THE PROBLEM: Count up the lines of the data below that contain the string "Wagner", then give only the total.

##### RECORDS TO PROCESS

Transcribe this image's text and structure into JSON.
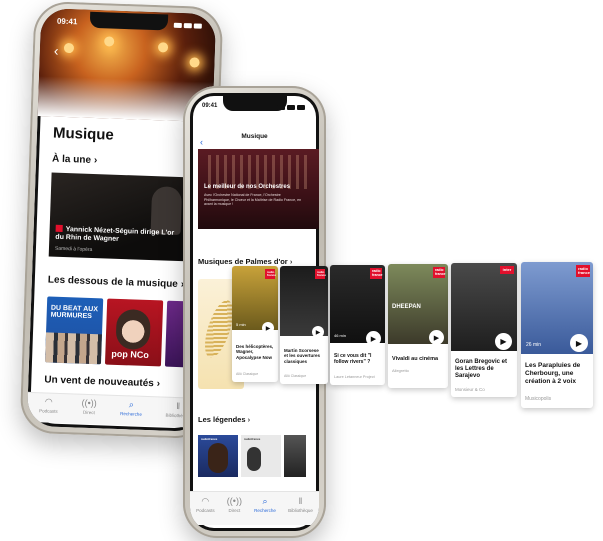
{
  "phone1": {
    "status_time": "09:41",
    "page_title": "Musique",
    "section_une": "À la une",
    "feature": {
      "title": "Yannick Nézet-Séguin dirige L'or du Rhin de Wagner",
      "subtitle": "Samedi à l'opéra"
    },
    "section_dessous": "Les dessous de la musique",
    "dessous_cards": [
      {
        "text": "DU BEAT AUX MURMURES"
      },
      {
        "text": "pop NCo"
      }
    ],
    "section_nouveautes": "Un vent de nouveautés",
    "tabs": [
      "Podcasts",
      "Direct",
      "Recherche",
      "Bibliothèque"
    ]
  },
  "phone2": {
    "status_time": "09:41",
    "header_title": "Musique",
    "feature": {
      "title": "Le meilleur de nos Orchestres",
      "description": "Avec l'Orchestre National de France, l'Orchestre Philharmonique, le Chœur et la Maîtrise de Radio France, en avant la musique !"
    },
    "section_palmes": "Musiques de Palmes d'or",
    "section_legendes": "Les légendes",
    "legend_logo": "radiofrance",
    "tabs": [
      "Podcasts",
      "Direct",
      "Recherche",
      "Bibliothèque"
    ]
  },
  "cards": [
    {
      "title": "Des hélicoptères, Wagner, Apocalypse Now",
      "subtitle": "Allô Classique",
      "duration": "5 min",
      "badge": "radio france"
    },
    {
      "title": "Martin Scorsese et les ouvertures classiques",
      "subtitle": "Allô Classique",
      "duration": "",
      "badge": "radio france"
    },
    {
      "title": "Si ce vous dit \"I follow rivers\" ?",
      "subtitle": "Laure Letanneur Project",
      "duration": "46 min",
      "badge": "radio france"
    },
    {
      "title": "Vivaldi au cinéma",
      "subtitle": "Allegretto",
      "duration": "",
      "badge": "radio france",
      "thumb_text": "DHEEPAN"
    },
    {
      "title": "Goran Bregovic et les Lettres de Sarajevo",
      "subtitle": "Monsieur & Co",
      "duration": "",
      "badge": "inter"
    },
    {
      "title": "Les Parapluies de Cherbourg, une création à 2 voix",
      "subtitle": "Musicopolis",
      "duration": "26 min",
      "badge": "radio france"
    }
  ],
  "colors": {
    "accent": "#2a69d8",
    "brand_red": "#e1102c"
  },
  "icons": {
    "tab_podcasts": "headphones-icon",
    "tab_direct": "radio-waves-icon",
    "tab_recherche": "search-icon",
    "tab_bibliotheque": "library-icon",
    "play": "play-icon"
  }
}
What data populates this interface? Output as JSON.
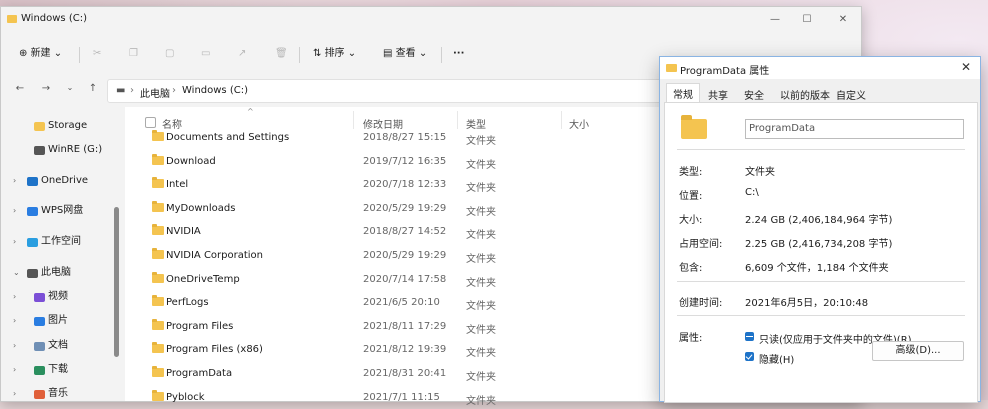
{
  "explorer": {
    "title": "Windows (C:)",
    "toolbar": {
      "new": "新建",
      "sort": "排序",
      "view": "查看",
      "more": "···"
    },
    "address": {
      "computer": "此电脑",
      "drive": "Windows (C:)"
    },
    "sidebar": {
      "items": [
        {
          "label": "Storage",
          "icon": "folder-icon",
          "color": "#f4c450"
        },
        {
          "label": "WinRE (G:)",
          "icon": "drive-icon",
          "color": "#555555"
        },
        {
          "label": "OneDrive",
          "icon": "cloud-icon",
          "color": "#1e73c8"
        },
        {
          "label": "WPS网盘",
          "icon": "cloud-icon",
          "color": "#2a7de1"
        },
        {
          "label": "工作空间",
          "icon": "workspace-icon",
          "color": "#2a9ee0"
        },
        {
          "label": "此电脑",
          "icon": "computer-icon",
          "color": "#555555"
        },
        {
          "label": "视频",
          "icon": "video-icon",
          "color": "#7b4fd6"
        },
        {
          "label": "图片",
          "icon": "picture-icon",
          "color": "#2a7de1"
        },
        {
          "label": "文档",
          "icon": "document-icon",
          "color": "#6f8fb5"
        },
        {
          "label": "下载",
          "icon": "download-icon",
          "color": "#2a8f5e"
        },
        {
          "label": "音乐",
          "icon": "music-icon",
          "color": "#e0603a"
        }
      ]
    },
    "columns": {
      "name": "名称",
      "date": "修改日期",
      "type": "类型",
      "size": "大小"
    },
    "files": [
      {
        "name": "Documents and Settings",
        "date": "2018/8/27 15:15",
        "type": "文件夹"
      },
      {
        "name": "Download",
        "date": "2019/7/12 16:35",
        "type": "文件夹"
      },
      {
        "name": "Intel",
        "date": "2020/7/18 12:33",
        "type": "文件夹"
      },
      {
        "name": "MyDownloads",
        "date": "2020/5/29 19:29",
        "type": "文件夹"
      },
      {
        "name": "NVIDIA",
        "date": "2018/8/27 14:52",
        "type": "文件夹"
      },
      {
        "name": "NVIDIA Corporation",
        "date": "2020/5/29 19:29",
        "type": "文件夹"
      },
      {
        "name": "OneDriveTemp",
        "date": "2020/7/14 17:58",
        "type": "文件夹"
      },
      {
        "name": "PerfLogs",
        "date": "2021/6/5 20:10",
        "type": "文件夹"
      },
      {
        "name": "Program Files",
        "date": "2021/8/11 17:29",
        "type": "文件夹"
      },
      {
        "name": "Program Files (x86)",
        "date": "2021/8/12 19:39",
        "type": "文件夹"
      },
      {
        "name": "ProgramData",
        "date": "2021/8/31 20:41",
        "type": "文件夹"
      },
      {
        "name": "Pyblock",
        "date": "2021/7/1 11:15",
        "type": "文件夹"
      }
    ]
  },
  "properties": {
    "title": "ProgramData 属性",
    "tabs": [
      "常规",
      "共享",
      "安全",
      "以前的版本",
      "自定义"
    ],
    "folder_name": "ProgramData",
    "fields": {
      "type_label": "类型:",
      "type_value": "文件夹",
      "location_label": "位置:",
      "location_value": "C:\\",
      "size_label": "大小:",
      "size_value": "2.24 GB (2,406,184,964 字节)",
      "disk_label": "占用空间:",
      "disk_value": "2.25 GB (2,416,734,208 字节)",
      "contains_label": "包含:",
      "contains_value": "6,609 个文件，1,184 个文件夹",
      "created_label": "创建时间:",
      "created_value": "2021年6月5日，20:10:48",
      "attributes_label": "属性:"
    },
    "attributes": {
      "readonly": "只读(仅应用于文件夹中的文件)(R)",
      "hidden": "隐藏(H)",
      "advanced": "高级(D)..."
    },
    "close": "✕"
  },
  "colors": {
    "accent": "#1e73c8",
    "folder": "#f4c450"
  }
}
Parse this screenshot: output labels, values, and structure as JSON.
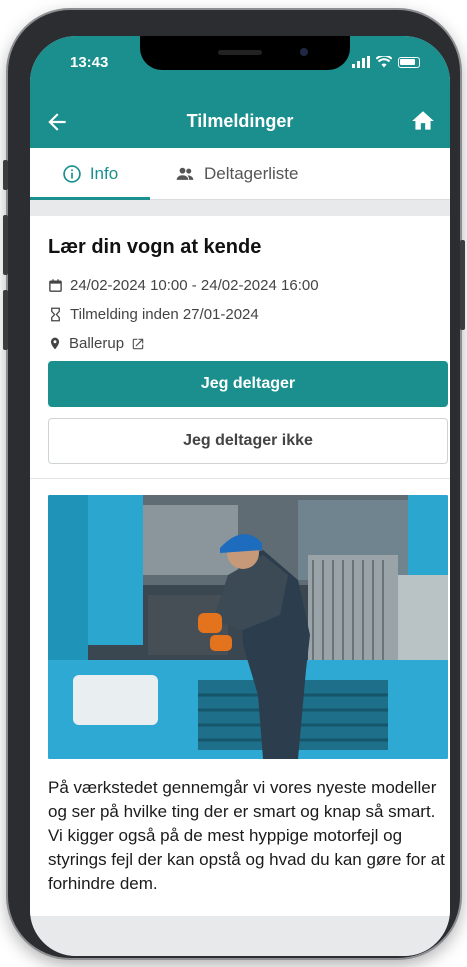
{
  "status": {
    "time": "13:43"
  },
  "appbar": {
    "title": "Tilmeldinger"
  },
  "tabs": [
    {
      "label": "Info",
      "icon": "info-icon",
      "active": true
    },
    {
      "label": "Deltagerliste",
      "icon": "people-icon",
      "active": false
    }
  ],
  "event": {
    "title": "Lær din vogn at kende",
    "datetime": "24/02-2024 10:00 - 24/02-2024 16:00",
    "deadline": "Tilmelding inden 27/01-2024",
    "location": "Ballerup",
    "accept_label": "Jeg deltager",
    "decline_label": "Jeg deltager ikke",
    "description": "På værkstedet gennemgår vi vores nyeste modeller og ser på hvilke ting der er smart og knap så smart. Vi kigger også på de mest hyppige motorfejl og styrings fejl der kan opstå og hvad du kan gøre for at forhindre dem."
  },
  "colors": {
    "accent": "#1a8f8d",
    "background": "#e7e9eb"
  }
}
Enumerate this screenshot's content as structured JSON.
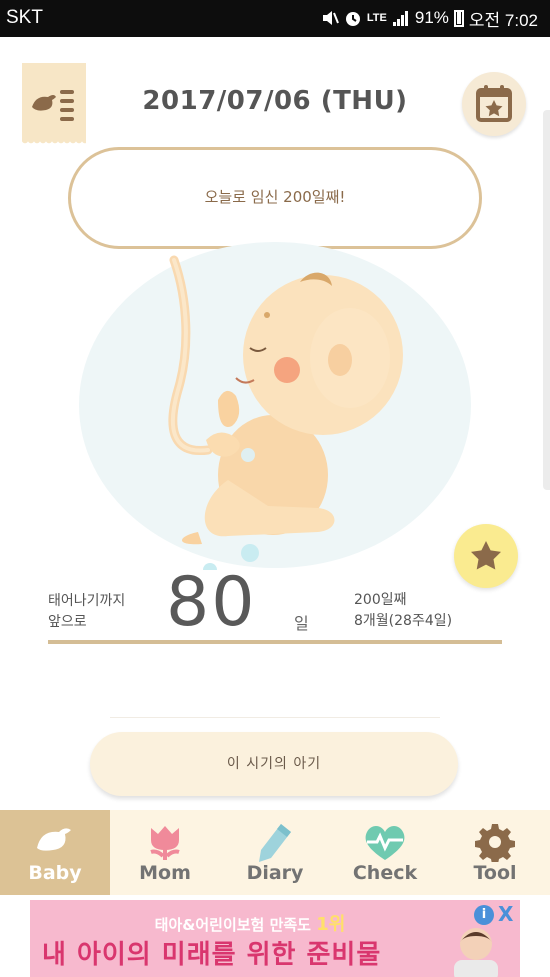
{
  "status_bar": {
    "carrier": "SKT",
    "network": "LTE",
    "battery_percent": "91%",
    "time": "오전 7:02",
    "icons": [
      "mute-icon",
      "alarm-icon",
      "signal-icon",
      "battery-icon"
    ]
  },
  "header": {
    "date": "2017/07/06 (THU)",
    "menu_icon": "menu-list-icon",
    "calendar_icon": "calendar-star-icon"
  },
  "bubble": {
    "message": "오늘로 임신 200일째!"
  },
  "countdown": {
    "label_line1": "태어나기까지",
    "label_line2": "앞으로",
    "days_left": "80",
    "unit": "일",
    "day_count": "200일째",
    "month_week": "8개월(28주4일)"
  },
  "star_button_icon": "star-icon",
  "baby_info_button": "이 시기의 아기",
  "tabs": [
    {
      "label": "Baby",
      "icon": "bird-icon",
      "active": true
    },
    {
      "label": "Mom",
      "icon": "tulip-icon",
      "active": false
    },
    {
      "label": "Diary",
      "icon": "pencil-icon",
      "active": false
    },
    {
      "label": "Check",
      "icon": "heartbeat-icon",
      "active": false
    },
    {
      "label": "Tool",
      "icon": "gear-icon",
      "active": false
    }
  ],
  "ad": {
    "top_text": "태아&어린이보험 만족도",
    "top_highlight": "1위",
    "main_text": "내 아이의 미래를 위한 준비물",
    "info_glyph": "i",
    "close_glyph": "X"
  },
  "colors": {
    "accent": "#dcc295",
    "bubble_border": "#dcc298",
    "tab_bar_bg": "#fdf4e2",
    "star_bg": "#faeb90",
    "ad_bg": "#f7b9ce",
    "ad_text": "#d9366e"
  }
}
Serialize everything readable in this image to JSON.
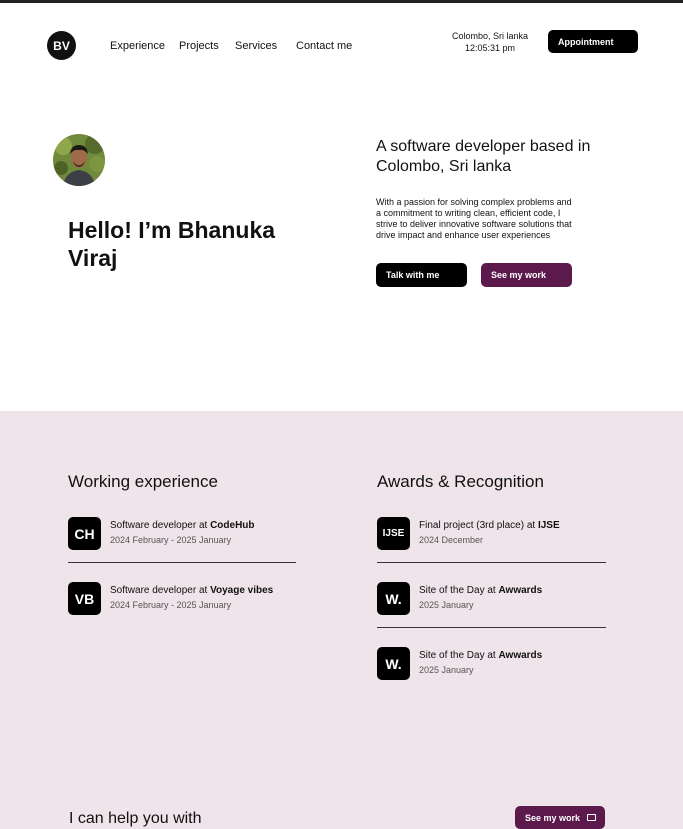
{
  "brand": {
    "logo_text": "BV"
  },
  "nav": {
    "items": [
      {
        "label": "Experience"
      },
      {
        "label": "Projects"
      },
      {
        "label": "Services"
      },
      {
        "label": "Contact me"
      }
    ]
  },
  "clock": {
    "location": "Colombo, Sri lanka",
    "time": "12:05:31 pm"
  },
  "header": {
    "appointment_label": "Appointment"
  },
  "hero": {
    "greeting": "Hello! I’m Bhanuka Viraj",
    "subtitle": "A software developer based in Colombo, Sri lanka",
    "description": "With a passion for solving complex problems and a commitment to writing clean, efficient code, I strive to deliver innovative software solutions that drive impact and enhance user experiences",
    "talk_label": "Talk with me",
    "work_label": "See my work"
  },
  "experience": {
    "title": "Working experience",
    "items": [
      {
        "badge": "CH",
        "role": "Software developer at ",
        "company": "CodeHub",
        "dates": "2024 February - 2025 January"
      },
      {
        "badge": "VB",
        "role": "Software developer at ",
        "company": "Voyage vibes",
        "dates": "2024 February - 2025 January"
      }
    ]
  },
  "awards": {
    "title": "Awards & Recognition",
    "items": [
      {
        "badge": "IJSE",
        "title": "Final project (3rd place) at ",
        "org": "IJSE",
        "date": "2024 December"
      },
      {
        "badge": "W.",
        "title": "Site of the Day at ",
        "org": "Awwards",
        "date": "2025 January"
      },
      {
        "badge": "W.",
        "title": "Site of the Day at ",
        "org": "Awwards",
        "date": "2025 January"
      }
    ]
  },
  "services": {
    "title": "I can help you with",
    "work_label": "See my work"
  },
  "colors": {
    "accent": "#5c1a4c",
    "section_bg": "#efe4ea",
    "dark": "#000000"
  }
}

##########

ANSWER BOX: 2